4. Mucosal Changes – When asthmatic use inhaled corticosteroids, oropharyngeal-based candidiasis may then occur. In most instances, this presents as a form of thrush; however, it could present as throat irritation, coughing spells, dry mouth, and the development of tenderness in the oral tissues.

5. Gingivitis – This is gum disease. Individuals that use asthma treatments are more prone to this condition due to the habits of breathing through the mouth and the ingredients of such treatments. Additionally, the treatments reduce the production of saliva. As a result, periodontal disease is likely to develop.

Luckily there are several steps that will aid in protecting the tissues and structures of the mouth while using today’s most common asthma treatments.

Protecting the Mouth from the Detriment of Asthma Treatments

If your child suffers from asthma, you know and understand that the medical condition poses a vast array of challenges. However, it also poses problems with the mouth. To protect the mouth from the detrimental aspects of asthma treatments, the following steps may be taken:

1. Immediately after your child uses an inhaler or takes asthma-relief medication, they should immediately rinse their mouth. As soon as possible, the child should be encouraged to brush their teeth and use a mouthwash. This will aid in removing the residue of the ingredients contained within the medication and will help in encouraging saliva production.

2. Given the fact that most asthma treatments result in the development of dry mouth, the child should be encouraged to drink plenty of fluids – especially water – to keep the mouth hydrated. Additionally, this will aid in keeping the body properly hydrated and the mouth clean.

3. The sugar intake of an asthmatic child should be reduced. It is important to avoid foods, snacks, and beverages (such as soda and juice) that contain high levels of sugar. Most pediatric dentists recommend the consumption of tap water that has been fluoridated. This helps to optimize the oral health while reducing the chance for cavities to develop.

4. The ingredients of your child’s asthma medications should be evaluated for sugar content. Oftentimes, these treatments are sweetened to enhance the taste. Unfortunately, a sweeter taste results in higher levels of dental complications. You should work with your child’s doctor and their pediatric dentist to uncover asthma treatments that do not jeopardize the oral health of your child.

5. Finally, children that take asthma medications should be encouraged to brush, floss, and rinse regularly. In most instances, twice a day is considered appropriate. However, kids that have asthma should engage in these tasks at least three to four times a day.

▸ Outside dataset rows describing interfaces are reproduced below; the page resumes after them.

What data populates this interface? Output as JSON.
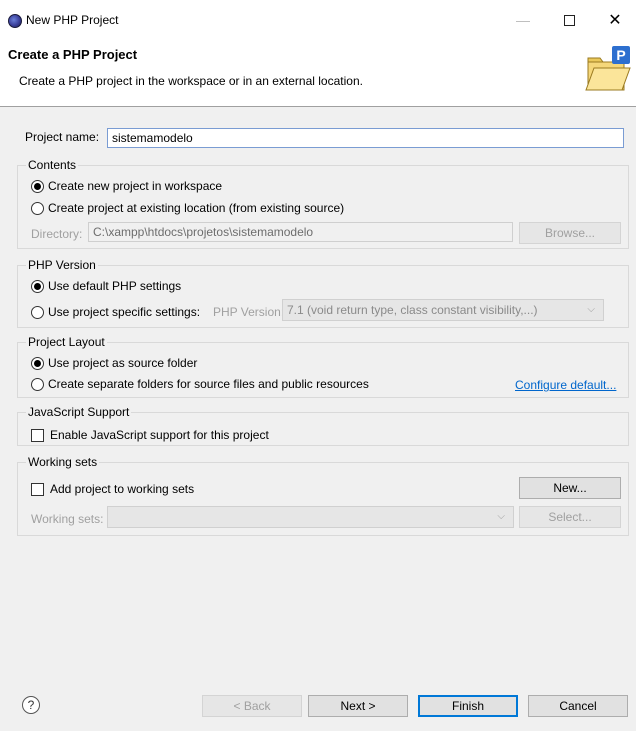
{
  "window": {
    "title": "New PHP Project"
  },
  "header": {
    "title": "Create a PHP Project",
    "description": "Create a PHP project in the workspace or in an external location."
  },
  "project_name": {
    "label": "Project name:",
    "value": "sistemamodelo"
  },
  "contents": {
    "legend": "Contents",
    "option_workspace": "Create new project in workspace",
    "option_existing": "Create project at existing location (from existing source)",
    "selected": "workspace",
    "directory_label": "Directory:",
    "directory_value": "C:\\xampp\\htdocs\\projetos\\sistemamodelo",
    "browse_label": "Browse..."
  },
  "php_version": {
    "legend": "PHP Version",
    "option_default": "Use default PHP settings",
    "option_specific": "Use project specific settings:",
    "selected": "default",
    "version_label": "PHP Version:",
    "version_value": "7.1 (void return type, class constant visibility,...)"
  },
  "project_layout": {
    "legend": "Project Layout",
    "option_source": "Use project as source folder",
    "option_separate": "Create separate folders for source files and public resources",
    "selected": "source",
    "configure_link": "Configure default..."
  },
  "javascript": {
    "legend": "JavaScript Support",
    "enable_label": "Enable JavaScript support for this project",
    "enabled": false
  },
  "working_sets": {
    "legend": "Working sets",
    "add_label": "Add project to working sets",
    "checked": false,
    "new_label": "New...",
    "sets_label": "Working sets:",
    "select_label": "Select..."
  },
  "footer": {
    "help_glyph": "?",
    "back_label": "< Back",
    "next_label": "Next >",
    "finish_label": "Finish",
    "cancel_label": "Cancel"
  },
  "colors": {
    "accent": "#0078d7",
    "link": "#0066cc"
  }
}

If you are seeking to protect your asthmatic child’s oral health, Richmond Pediatric Dentistry is here to help. We offer educational materials, sealants, and other services that will ensure that your child’s asthma treatments are not proving to be detrimental to the tissues and structures within their mouth.

Richmond Family Dentistry specializes in educating families on medications that may detrimentally impact a child’s oral health. For more information on this topic, visit us today: